Blatter gave what he considered an encouraging score out of 10, which he felt would rise to eight by the time of the draw in Cape Town on Dec. 4 and maybe a 10 by the end of the World Cup.
"I am a very satisfied and a very happy president of FIFA, together with our friends in South Africa," said Blatter, although he also acknowledged the issues which have to resolved.
"We know there are logistics that we have to work on. There are problems and transport linked with accommodation _ we don't intend hiding behind compliments. This is a special matter because South Africa is expecting 450,000 visitors for the World Cup, fans from all round the world who want to find somewhere to sleep and it's not easy to go to camping sites because it is winter time and they have to be transported from one venue to another. This is a big challenge."
Valcke said a successful World Cup could only happen if the overseas visitors traveling to South Africa for the month-long, 64-game World Cup were also satisfied with facilities. Organizers are still 15,000 hotel rooms short of their target and could accept accommodation offers from neighboring countries
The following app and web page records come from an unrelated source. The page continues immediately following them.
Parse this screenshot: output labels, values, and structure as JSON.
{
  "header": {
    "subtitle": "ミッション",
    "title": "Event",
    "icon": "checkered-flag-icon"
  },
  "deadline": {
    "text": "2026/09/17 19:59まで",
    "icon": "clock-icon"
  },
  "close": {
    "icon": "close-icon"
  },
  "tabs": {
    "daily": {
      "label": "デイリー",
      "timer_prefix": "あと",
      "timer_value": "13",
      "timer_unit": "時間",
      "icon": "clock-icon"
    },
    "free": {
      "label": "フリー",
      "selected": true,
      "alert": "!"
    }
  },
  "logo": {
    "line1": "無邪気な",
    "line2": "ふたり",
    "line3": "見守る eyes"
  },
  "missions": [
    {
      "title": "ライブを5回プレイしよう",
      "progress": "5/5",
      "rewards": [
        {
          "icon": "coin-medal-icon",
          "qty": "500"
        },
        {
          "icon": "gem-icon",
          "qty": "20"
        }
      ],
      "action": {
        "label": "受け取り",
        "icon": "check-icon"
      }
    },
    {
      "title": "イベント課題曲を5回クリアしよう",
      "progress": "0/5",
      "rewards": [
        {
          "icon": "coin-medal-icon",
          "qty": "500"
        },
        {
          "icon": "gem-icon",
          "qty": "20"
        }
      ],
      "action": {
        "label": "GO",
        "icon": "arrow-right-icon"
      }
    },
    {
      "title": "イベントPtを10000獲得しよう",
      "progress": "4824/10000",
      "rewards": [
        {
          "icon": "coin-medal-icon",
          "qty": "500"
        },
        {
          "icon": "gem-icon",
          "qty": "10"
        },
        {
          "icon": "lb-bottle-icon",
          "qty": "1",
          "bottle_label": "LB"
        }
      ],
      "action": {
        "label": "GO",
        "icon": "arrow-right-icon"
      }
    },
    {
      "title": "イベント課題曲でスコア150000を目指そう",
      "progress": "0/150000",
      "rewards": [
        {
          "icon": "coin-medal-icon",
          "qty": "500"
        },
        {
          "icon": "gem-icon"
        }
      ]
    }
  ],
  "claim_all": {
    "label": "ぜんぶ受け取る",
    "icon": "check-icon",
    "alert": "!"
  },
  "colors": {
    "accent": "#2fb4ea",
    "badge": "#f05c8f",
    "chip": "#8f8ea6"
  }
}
"Transportation is an issue, accommodation is an issue," he said. "These are things that have to be done. Yes, the park and ride does not work, yes, the media shuttle system has not worked, yes the signage has not worked, it was difficult to come in and out of the stadium."
Despite the problems, Valcke said he was confident that organizers had the time to solve them.
"We have to take into consideration that hundreds of thousands of people will be coming to South Africa for the World Cup," he said. "But there's not a single issue where we have the feeling that in 11 months we might not be able to solve them.
"Around the final draw I am sure we will be able to tell you exactly what are our solutions are to all these issues we are facing from the Confederations Cup."